Feasibility vs. constraints - learning with mobile phones
Mobile phones have tiny screens and keyboards, and need an agile finger to handle them. Yet some pioners believe mobile phones might be a key learning device for the future, and have even come up with smart ideas to make learning on the go a motivating and interactive approach. No doubts that if mobile learning (mlearning) works, it can potentially reach millions of people, who have difficulties to get access to learning materials, otherwise.

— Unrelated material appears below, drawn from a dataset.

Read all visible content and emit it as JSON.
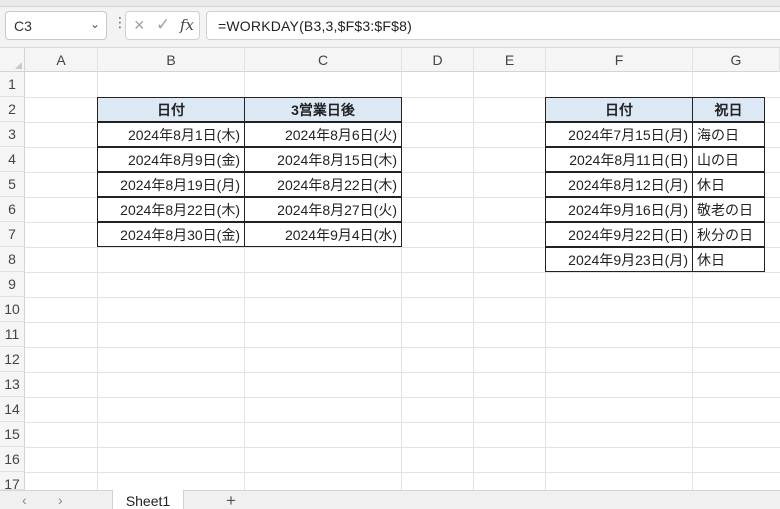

For Steve Vosloo "...The cellphone is the kindle of Africa, until the prices of ebook readers come down..." (Tweet) Steve Vosloo from the M4Lit programm at the Shuttlewoth Foundation in South Africa sees here a potential for youth education. He experiments with an interactive mobile novel (www.kontax.mobi). "We want reading to be social (community) and engaging (interactivity). We’re reaching teens where they are — on their mobile phones". He points out, "Teens don't write enough", but "teens love their phones." So, could technology be an incentive to make youngsters learn?
My friend Inge de Waard is working on another interesting mlearning project around health. In her case, physicians working on HIV/AIDS care, in remote locations, are offered to learn through mobile phones about the latest medical information. "The didactic material consists of 3D animations simulating interactive clinical cases which are adapted to mobile devices." The project is currently developing a mobile version of the well known learning plattform "moodle." This way doctors not only get the course material to their mobile phone, but potentially can interact with colleagues around practice experiences.

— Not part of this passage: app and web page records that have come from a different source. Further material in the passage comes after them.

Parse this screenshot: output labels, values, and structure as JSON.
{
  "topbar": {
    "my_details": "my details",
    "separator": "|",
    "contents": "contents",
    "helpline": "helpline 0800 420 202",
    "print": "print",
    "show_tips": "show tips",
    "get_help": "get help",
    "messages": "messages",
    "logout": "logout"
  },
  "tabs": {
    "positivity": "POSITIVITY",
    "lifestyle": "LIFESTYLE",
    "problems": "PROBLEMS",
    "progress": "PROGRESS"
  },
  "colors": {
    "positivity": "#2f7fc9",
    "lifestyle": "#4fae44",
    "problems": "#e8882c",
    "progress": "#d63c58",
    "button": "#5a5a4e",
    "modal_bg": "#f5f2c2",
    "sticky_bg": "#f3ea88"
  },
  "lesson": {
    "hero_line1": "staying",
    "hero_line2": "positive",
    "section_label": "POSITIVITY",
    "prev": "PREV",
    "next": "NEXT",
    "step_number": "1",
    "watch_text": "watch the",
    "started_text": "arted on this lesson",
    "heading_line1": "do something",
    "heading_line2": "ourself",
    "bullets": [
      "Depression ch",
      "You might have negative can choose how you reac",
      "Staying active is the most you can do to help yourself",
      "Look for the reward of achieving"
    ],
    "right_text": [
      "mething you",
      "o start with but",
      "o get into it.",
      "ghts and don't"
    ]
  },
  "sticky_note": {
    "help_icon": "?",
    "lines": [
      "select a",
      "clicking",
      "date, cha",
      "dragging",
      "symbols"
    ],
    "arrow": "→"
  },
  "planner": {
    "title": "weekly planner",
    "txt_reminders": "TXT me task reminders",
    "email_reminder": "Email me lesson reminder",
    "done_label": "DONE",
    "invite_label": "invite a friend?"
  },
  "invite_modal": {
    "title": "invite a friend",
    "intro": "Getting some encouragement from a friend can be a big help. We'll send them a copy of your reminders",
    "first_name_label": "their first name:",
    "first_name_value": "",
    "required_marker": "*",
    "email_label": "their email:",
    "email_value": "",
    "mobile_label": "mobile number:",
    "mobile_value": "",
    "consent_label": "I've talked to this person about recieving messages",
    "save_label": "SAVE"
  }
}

For Robert Hawkins of the World Bank the future of education is around ubiquitous learning. "With the emergence of increasingly robust connectivity infrastructure and cheaper computers, school systems around the world are developing the ability to provide learning opportunities to students “anytime, anywhere”.

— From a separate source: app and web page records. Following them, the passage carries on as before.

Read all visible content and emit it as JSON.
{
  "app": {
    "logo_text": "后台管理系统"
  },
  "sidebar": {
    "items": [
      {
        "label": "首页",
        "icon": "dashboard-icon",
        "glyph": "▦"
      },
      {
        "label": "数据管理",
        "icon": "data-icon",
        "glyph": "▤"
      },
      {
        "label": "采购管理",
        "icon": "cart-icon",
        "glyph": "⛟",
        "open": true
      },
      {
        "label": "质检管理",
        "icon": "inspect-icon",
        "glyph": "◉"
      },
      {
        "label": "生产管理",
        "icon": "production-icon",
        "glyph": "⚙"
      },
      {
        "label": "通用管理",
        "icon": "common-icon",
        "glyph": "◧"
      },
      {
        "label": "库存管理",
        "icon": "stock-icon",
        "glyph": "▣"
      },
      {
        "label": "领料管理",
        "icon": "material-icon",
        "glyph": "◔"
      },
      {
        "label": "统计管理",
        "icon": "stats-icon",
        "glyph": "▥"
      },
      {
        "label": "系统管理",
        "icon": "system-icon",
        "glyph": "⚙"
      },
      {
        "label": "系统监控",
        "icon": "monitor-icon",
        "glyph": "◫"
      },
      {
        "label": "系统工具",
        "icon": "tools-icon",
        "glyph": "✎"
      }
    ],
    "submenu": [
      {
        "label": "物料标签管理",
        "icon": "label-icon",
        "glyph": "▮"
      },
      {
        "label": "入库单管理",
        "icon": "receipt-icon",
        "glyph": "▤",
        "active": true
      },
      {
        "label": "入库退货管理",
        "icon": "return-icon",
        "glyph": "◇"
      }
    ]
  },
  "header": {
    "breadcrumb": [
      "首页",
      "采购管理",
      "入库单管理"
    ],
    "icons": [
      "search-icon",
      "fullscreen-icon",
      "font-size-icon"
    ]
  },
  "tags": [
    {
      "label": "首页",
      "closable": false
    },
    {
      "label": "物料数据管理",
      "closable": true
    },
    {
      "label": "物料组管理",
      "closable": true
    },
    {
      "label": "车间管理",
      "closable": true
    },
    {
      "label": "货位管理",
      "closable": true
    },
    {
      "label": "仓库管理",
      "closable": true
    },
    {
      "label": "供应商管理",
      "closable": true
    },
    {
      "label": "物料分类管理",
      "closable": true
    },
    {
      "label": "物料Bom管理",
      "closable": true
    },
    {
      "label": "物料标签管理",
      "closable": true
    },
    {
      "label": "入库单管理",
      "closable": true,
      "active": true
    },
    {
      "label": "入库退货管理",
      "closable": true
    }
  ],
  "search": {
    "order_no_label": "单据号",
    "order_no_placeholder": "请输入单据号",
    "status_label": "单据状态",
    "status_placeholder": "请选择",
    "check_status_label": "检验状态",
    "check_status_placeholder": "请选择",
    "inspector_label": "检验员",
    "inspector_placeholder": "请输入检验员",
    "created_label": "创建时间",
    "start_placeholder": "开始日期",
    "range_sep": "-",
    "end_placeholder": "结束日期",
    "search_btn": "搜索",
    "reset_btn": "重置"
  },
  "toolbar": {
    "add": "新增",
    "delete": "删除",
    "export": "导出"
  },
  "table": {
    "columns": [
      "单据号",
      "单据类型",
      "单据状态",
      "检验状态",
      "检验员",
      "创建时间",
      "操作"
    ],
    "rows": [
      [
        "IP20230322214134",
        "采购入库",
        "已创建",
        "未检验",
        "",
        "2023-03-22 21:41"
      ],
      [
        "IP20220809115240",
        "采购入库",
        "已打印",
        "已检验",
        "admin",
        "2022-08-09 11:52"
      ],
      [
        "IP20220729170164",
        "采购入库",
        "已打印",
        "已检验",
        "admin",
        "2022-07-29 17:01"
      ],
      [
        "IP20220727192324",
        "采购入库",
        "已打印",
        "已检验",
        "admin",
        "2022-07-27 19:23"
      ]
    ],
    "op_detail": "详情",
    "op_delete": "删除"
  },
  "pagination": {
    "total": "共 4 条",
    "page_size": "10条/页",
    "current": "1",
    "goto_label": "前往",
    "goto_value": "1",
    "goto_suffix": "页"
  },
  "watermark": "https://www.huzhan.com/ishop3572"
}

Mobile learning is still in its infancy, but it might play an important role to deliver tailored information to mobile devices and make it possible to learn anywhere through state of the art knowledge. Nevertheless, the lessons from the One Laptop per Child showed how technology can easily find here its borders. Most important, we learn only about 10% through reading (learning pyramid) and a lot more by exchanging with others and practicing. The last two methods are still very difficult to establish with a mobile phone.